**What you need to do**
Search the entries below for "JSON" and copy each matching line.

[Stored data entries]
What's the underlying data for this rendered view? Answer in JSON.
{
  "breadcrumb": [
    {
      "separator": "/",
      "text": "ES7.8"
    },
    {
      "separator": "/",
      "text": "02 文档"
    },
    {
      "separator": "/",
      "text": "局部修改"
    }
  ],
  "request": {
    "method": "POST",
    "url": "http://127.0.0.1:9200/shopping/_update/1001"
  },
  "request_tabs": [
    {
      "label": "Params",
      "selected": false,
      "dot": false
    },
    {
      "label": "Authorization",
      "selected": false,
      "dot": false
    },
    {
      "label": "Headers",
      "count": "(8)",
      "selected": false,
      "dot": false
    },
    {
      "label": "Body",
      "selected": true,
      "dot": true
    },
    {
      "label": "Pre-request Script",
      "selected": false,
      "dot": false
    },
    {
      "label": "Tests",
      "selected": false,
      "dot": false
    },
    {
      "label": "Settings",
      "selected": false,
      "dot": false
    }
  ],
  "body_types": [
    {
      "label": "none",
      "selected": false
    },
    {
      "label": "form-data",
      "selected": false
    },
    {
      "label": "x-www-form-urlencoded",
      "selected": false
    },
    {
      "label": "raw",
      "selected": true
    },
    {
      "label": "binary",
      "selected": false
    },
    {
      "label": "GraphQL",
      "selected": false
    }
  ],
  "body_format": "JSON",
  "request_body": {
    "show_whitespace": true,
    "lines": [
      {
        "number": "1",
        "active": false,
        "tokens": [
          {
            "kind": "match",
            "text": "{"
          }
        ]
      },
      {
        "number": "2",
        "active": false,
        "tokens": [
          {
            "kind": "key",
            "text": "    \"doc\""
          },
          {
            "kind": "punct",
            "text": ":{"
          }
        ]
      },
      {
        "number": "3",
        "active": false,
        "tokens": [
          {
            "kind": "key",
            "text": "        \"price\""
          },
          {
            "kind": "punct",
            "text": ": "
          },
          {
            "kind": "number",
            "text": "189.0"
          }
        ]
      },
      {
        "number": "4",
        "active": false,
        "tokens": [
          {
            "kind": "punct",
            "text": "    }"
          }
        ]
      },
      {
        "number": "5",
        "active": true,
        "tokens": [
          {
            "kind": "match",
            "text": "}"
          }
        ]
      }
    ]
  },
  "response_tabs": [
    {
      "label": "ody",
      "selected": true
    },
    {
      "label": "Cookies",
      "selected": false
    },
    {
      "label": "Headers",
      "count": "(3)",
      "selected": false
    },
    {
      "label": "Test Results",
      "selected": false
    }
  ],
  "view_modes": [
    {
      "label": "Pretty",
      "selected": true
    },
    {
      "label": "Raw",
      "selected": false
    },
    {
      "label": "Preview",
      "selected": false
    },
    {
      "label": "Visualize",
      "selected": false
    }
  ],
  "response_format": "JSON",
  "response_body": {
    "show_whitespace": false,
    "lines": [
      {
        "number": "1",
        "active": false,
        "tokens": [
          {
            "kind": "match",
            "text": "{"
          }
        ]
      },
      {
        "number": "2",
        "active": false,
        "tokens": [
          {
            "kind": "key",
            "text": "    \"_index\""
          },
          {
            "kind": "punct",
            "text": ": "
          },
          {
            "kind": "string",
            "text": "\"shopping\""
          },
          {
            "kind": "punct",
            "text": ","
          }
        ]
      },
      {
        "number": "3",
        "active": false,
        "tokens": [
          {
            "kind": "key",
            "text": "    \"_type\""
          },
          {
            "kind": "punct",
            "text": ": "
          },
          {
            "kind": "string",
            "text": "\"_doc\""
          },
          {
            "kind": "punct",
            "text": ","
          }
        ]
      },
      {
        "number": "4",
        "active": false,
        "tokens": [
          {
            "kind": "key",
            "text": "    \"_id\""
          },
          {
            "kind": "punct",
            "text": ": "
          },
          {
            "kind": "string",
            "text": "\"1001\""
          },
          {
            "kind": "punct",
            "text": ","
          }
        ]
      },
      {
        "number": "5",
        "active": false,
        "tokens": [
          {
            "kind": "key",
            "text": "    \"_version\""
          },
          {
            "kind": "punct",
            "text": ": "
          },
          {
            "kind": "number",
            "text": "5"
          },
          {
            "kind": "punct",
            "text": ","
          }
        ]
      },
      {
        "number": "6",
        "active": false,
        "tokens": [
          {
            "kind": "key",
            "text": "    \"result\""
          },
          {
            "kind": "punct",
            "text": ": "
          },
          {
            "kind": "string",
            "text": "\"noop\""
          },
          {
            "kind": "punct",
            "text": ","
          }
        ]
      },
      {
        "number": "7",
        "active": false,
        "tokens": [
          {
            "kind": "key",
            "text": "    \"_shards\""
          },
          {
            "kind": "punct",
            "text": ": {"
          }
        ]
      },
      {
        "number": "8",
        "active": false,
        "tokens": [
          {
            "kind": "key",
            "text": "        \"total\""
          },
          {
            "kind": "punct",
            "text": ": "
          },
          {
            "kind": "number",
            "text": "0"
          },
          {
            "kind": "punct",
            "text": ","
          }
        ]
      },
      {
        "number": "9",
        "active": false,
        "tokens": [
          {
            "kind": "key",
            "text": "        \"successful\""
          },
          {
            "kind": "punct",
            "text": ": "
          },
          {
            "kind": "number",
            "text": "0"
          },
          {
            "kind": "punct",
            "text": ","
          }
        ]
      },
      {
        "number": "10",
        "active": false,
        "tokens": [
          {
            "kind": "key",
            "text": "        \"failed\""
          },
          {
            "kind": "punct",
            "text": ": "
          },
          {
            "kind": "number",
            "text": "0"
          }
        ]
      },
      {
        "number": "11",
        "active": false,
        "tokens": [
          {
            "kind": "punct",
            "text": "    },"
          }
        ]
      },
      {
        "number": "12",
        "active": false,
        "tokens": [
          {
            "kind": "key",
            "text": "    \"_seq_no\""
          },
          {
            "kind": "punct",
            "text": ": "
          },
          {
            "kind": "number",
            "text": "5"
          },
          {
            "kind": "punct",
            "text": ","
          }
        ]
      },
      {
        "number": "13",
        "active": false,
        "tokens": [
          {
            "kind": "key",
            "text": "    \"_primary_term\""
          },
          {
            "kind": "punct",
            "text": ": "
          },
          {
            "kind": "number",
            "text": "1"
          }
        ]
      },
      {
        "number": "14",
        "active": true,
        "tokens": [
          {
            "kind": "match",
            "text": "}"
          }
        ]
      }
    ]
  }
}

**Reply to the exercise**
What's the underlying data for this rendered view? Answer in JSON.
  "body_format": "JSON",
  "response_format": "JSON",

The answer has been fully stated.